## Action item
In full and without change, repeat the records shown below.

## Listed records
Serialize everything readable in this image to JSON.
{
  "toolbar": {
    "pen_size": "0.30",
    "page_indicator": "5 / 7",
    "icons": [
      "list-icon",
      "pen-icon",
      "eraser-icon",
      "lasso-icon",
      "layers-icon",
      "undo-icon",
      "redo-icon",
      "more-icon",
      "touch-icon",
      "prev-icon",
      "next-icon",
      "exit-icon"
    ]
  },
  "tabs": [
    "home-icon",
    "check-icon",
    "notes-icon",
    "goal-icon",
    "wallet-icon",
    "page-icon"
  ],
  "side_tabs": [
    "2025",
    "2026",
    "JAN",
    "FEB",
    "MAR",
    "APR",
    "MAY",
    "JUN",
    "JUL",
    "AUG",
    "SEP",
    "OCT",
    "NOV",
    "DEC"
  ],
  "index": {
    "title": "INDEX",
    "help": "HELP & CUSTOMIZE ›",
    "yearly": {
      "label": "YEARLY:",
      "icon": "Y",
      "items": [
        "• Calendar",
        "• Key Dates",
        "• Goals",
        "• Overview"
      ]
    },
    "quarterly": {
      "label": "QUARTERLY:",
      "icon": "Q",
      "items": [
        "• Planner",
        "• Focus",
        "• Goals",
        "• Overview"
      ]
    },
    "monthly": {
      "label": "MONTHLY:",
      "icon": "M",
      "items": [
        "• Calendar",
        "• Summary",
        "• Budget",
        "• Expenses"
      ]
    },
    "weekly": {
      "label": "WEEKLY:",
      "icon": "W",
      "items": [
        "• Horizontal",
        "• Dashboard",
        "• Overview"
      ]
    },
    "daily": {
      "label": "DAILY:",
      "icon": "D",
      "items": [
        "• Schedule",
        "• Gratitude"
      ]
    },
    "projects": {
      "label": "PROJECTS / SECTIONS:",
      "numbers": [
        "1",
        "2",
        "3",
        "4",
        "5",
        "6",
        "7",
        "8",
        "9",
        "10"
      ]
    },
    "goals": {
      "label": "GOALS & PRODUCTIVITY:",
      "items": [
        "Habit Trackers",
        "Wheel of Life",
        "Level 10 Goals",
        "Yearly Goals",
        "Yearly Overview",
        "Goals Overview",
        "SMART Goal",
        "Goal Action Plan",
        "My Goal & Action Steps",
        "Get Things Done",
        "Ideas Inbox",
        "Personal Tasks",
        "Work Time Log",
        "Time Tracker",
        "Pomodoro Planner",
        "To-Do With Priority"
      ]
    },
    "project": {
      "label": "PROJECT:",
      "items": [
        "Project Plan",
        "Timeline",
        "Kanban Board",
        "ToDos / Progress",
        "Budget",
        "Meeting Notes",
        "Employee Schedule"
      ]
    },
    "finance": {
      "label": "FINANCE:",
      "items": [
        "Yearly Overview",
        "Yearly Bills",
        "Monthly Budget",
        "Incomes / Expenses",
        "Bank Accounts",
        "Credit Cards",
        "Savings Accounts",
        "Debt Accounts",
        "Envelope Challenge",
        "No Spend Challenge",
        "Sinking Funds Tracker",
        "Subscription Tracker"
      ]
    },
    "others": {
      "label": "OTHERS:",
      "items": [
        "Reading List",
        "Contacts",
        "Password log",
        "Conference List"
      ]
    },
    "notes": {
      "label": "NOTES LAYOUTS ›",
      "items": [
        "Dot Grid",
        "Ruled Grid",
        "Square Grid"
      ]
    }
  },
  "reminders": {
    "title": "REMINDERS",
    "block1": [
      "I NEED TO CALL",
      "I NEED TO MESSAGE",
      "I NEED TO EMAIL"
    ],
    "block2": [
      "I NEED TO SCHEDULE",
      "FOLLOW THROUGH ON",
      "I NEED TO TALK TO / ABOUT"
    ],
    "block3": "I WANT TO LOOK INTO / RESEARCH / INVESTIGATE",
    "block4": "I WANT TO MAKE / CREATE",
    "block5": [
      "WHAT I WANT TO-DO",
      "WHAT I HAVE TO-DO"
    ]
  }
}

## Solution for this exercise
Serialize everything readable in this image to JSON.
{
  "toolbar": {
    "pen_size": "0.30",
    "page_indicator": "5 / 7",
    "icons": [
      "list-icon",
      "pen-icon",
      "eraser-icon",
      "lasso-icon",
      "layers-icon",
      "undo-icon",
      "redo-icon",
      "more-icon",
      "touch-icon",
      "prev-icon",
      "next-icon",
      "exit-icon"
    ]
  },
  "tabs": [
    "home-icon",
    "check-icon",
    "notes-icon",
    "goal-icon",
    "wallet-icon",
    "page-icon"
  ],
  "side_tabs": [
    "2025",
    "2026",
    "JAN",
    "FEB",
    "MAR",
    "APR",
    "MAY",
    "JUN",
    "JUL",
    "AUG",
    "SEP",
    "OCT",
    "NOV",
    "DEC"
  ],
  "index": {
    "title": "INDEX",
    "help": "HELP & CUSTOMIZE ›",
    "yearly": {
      "label": "YEARLY:",
      "icon": "Y",
      "items": [
        "• Calendar",
        "• Key Dates",
        "• Goals",
        "• Overview"
      ]
    },
    "quarterly": {
      "label": "QUARTERLY:",
      "icon": "Q",
      "items": [
        "• Planner",
        "• Focus",
        "• Goals",
        "• Overview"
      ]
    },
    "monthly": {
      "label": "MONTHLY:",
      "icon": "M",
      "items": [
        "• Calendar",
        "• Summary",
        "• Budget",
        "• Expenses"
      ]
    },
    "weekly": {
      "label": "WEEKLY:",
      "icon": "W",
      "items": [
        "• Horizontal",
        "• Dashboard",
        "• Overview"
      ]
    },
    "daily": {
      "label": "DAILY:",
      "icon": "D",
      "items": [
        "• Schedule",
        "• Gratitude"
      ]
    },
    "projects": {
      "label": "PROJECTS / SECTIONS:",
      "numbers": [
        "1",
        "2",
        "3",
        "4",
        "5",
        "6",
        "7",
        "8",
        "9",
        "10"
      ]
    },
    "goals": {
      "label": "GOALS & PRODUCTIVITY:",
      "items": [
        "Habit Trackers",
        "Wheel of Life",
        "Level 10 Goals",
        "Yearly Goals",
        "Yearly Overview",
        "Goals Overview",
        "SMART Goal",
        "Goal Action Plan",
        "My Goal & Action Steps",
        "Get Things Done",
        "Ideas Inbox",
        "Personal Tasks",
        "Work Time Log",
        "Time Tracker",
        "Pomodoro Planner",
        "To-Do With Priority"
      ]
    },
    "project": {
      "label": "PROJECT:",
      "items": [
        "Project Plan",
        "Timeline",
        "Kanban Board",
        "ToDos / Progress",
        "Budget",
        "Meeting Notes",
        "Employee Schedule"
      ]
    },
    "finance": {
      "label": "FINANCE:",
      "items": [
        "Yearly Overview",
        "Yearly Bills",
        "Monthly Budget",
        "Incomes / Expenses",
        "Bank Accounts",
        "Credit Cards",
        "Savings Accounts",
        "Debt Accounts",
        "Envelope Challenge",
        "No Spend Challenge",
        "Sinking Funds Tracker",
        "Subscription Tracker"
      ]
    },
    "others": {
      "label": "OTHERS:",
      "items": [
        "Reading List",
        "Contacts",
        "Password log",
        "Conference List"
      ]
    },
    "notes": {
      "label": "NOTES LAYOUTS ›",
      "items": [
        "Dot Grid",
        "Ruled Grid",
        "Square Grid"
      ]
    }
  },
  "reminders": {
    "title": "REMINDERS",
    "block1": [
      "I NEED TO CALL",
      "I NEED TO MESSAGE",
      "I NEED TO EMAIL"
    ],
    "block2": [
      "I NEED TO SCHEDULE",
      "FOLLOW THROUGH ON",
      "I NEED TO TALK TO / ABOUT"
    ],
    "block3": "I WANT TO LOOK INTO / RESEARCH / INVESTIGATE",
    "block4": "I WANT TO MAKE / CREATE",
    "block5": [
      "WHAT I WANT TO-DO",
      "WHAT I HAVE TO-DO"
    ]
  }
}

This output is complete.